The chiclet Acer Laptop Keyboard doesn’t come with backlighting and the key arrangements are similar to other recent Acer laptops. The arrow keys can be a bit small, which isn’t ideal, especially as they are also used to adjust the screen brightness and volume–Acer obviously hasn’t gotten the memo from vendors such as Apple and HP about reversing the Function keys to toggle important functions such as Wi-Fi. A good thing here is that the keyboard showed little flex.
The trackpad IN Acer Laptop Keyboard comes with two distinct buttons that give a nice tactile response when clicked. Common multitouch features such as pinch-to-zoom and two-finger scroll are supported on this trackpad, though there isn’t much space on the trackpad for expansive gestures.
We have often criticized the mediocre displays on Acer’s laptops and the V3 doesn’t give us any reason to do otherwise. While this laptop’s 1,366 x 768-pixel resolution is pretty reasonablefor a 14 incher, the offaxis viewing leaves much to be desired. It’s quite similar to the last Acer notebook we reveiwed, the Aspire Timeline Ultra M3. The screen’s glossy coating doesn’t help, though adjusting the brightness to the maximum does alleviate this to a certain extent.
The Acer Aspire V3 with a compact Acer Laptop Keyboard is one of the earliest Ivy Bridge laptops in the market, boasting a 2.3GHz quad-core version with a substantial amount of RAM (8GB). The Nvidia GeForce GT 640M onboard is also one of the company’s new Kepler-based chips. It should make for a very competent laptop, with its 750GB HDD (with no SSD cache) probably being the least impressive specification. Still, this is pretty competitive hardware for a mainstream laptop.
Performance and battery life
With a 3DMark11 score of 1,915, the V3 performed slightly better than the Timeline Ultra M3, which makes sense as they both use the Nvidia GeForce GT 640M chip. As we have found out, this graphics processor is good enough to run Battlefield 3 at medium settings at the native 1,366 x 768-pixel resolution.
General system performance, however, was not as impressive as the first Ivy Bridge laptop we tested, the HP Pavilion dv6 . We got a score of 2,541 in PCMark7 for the V3, which is significantly less than the 4,182 recorded on the dv6, which does have a faster CPU and GPU. The HDD on the dv6 is also a 7,200rpm model compared with the 5,400rpm version on the V3.

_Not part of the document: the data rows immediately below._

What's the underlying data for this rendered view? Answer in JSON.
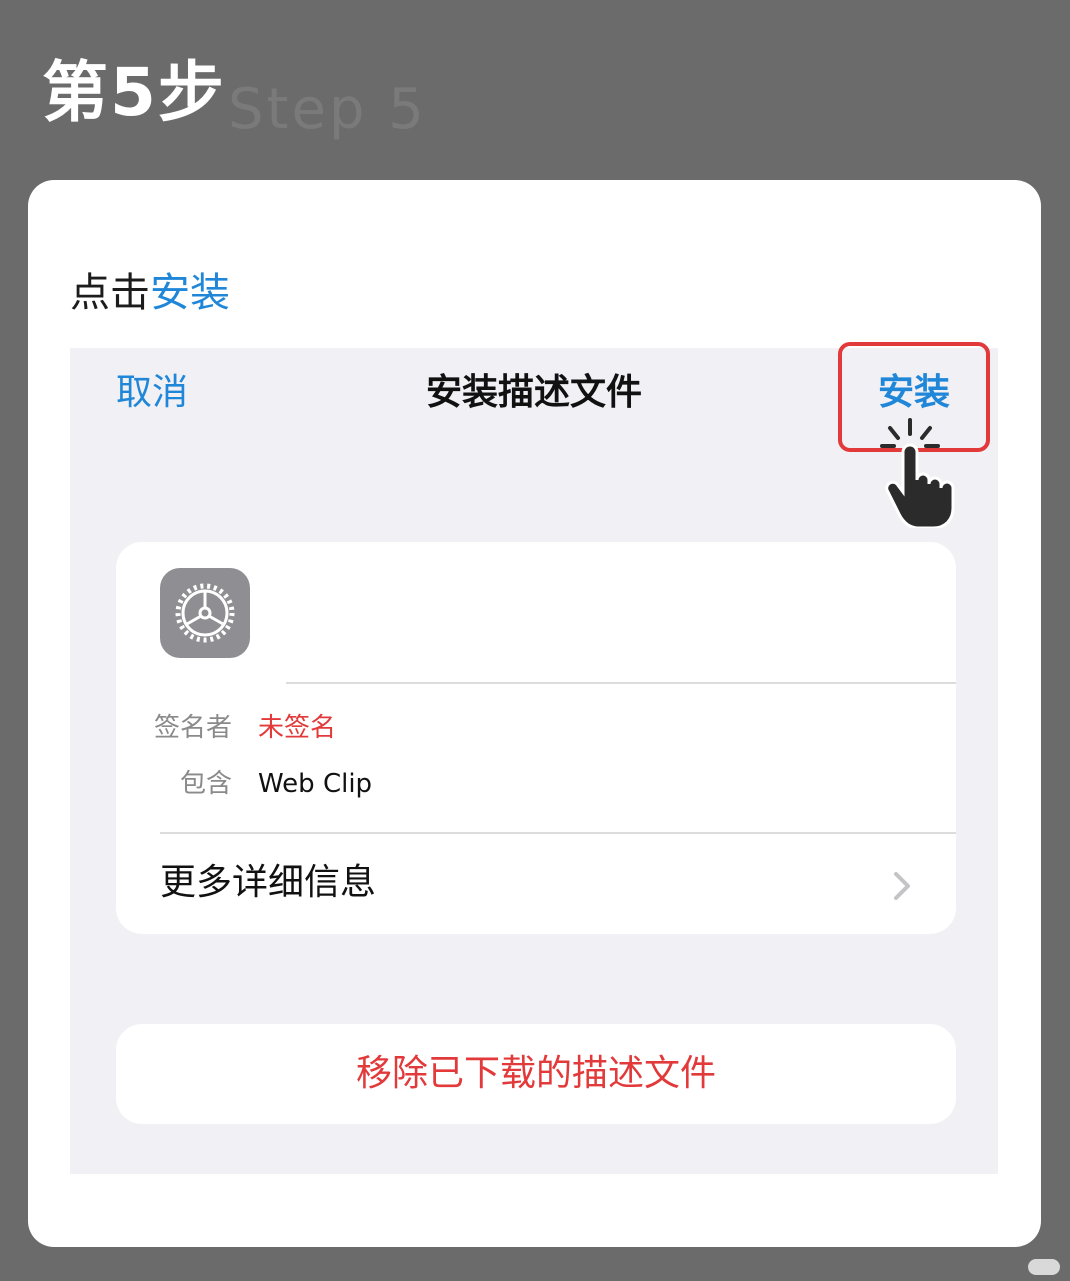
{
  "heading": {
    "title": "第5步",
    "subtitle": "Step 5"
  },
  "instruction": {
    "prefix": "点击",
    "highlight": "安装"
  },
  "nav": {
    "cancel": "取消",
    "title": "安装描述文件",
    "install": "安装"
  },
  "profile": {
    "icon": "gear-icon",
    "rows": [
      {
        "label": "签名者",
        "value": "未签名",
        "value_color": "#e23a3a"
      },
      {
        "label": "包含",
        "value": "Web Clip"
      }
    ],
    "more_details": "更多详细信息"
  },
  "remove_button": "移除已下载的描述文件",
  "colors": {
    "accent": "#1f86d8",
    "danger": "#e23a3a",
    "highlight_box": "#e23a3a"
  }
}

Acer rates the laptop battery life on the V3 to be around 4.5 hours and it’s quite accurate as far as such estimates go. In our testing, the laptop lasted 5 minutes shy of the 4-hour mark, while playing a standard-definition video continuously at 50 percent brightness. Wi-Fi was disabled and we also muted the audio. This amount of uptime is good enough even for epic-length feature films such as the extended edition of The Lord of the Rings, but obviously isn’t close to the stamina of an Ultrabook.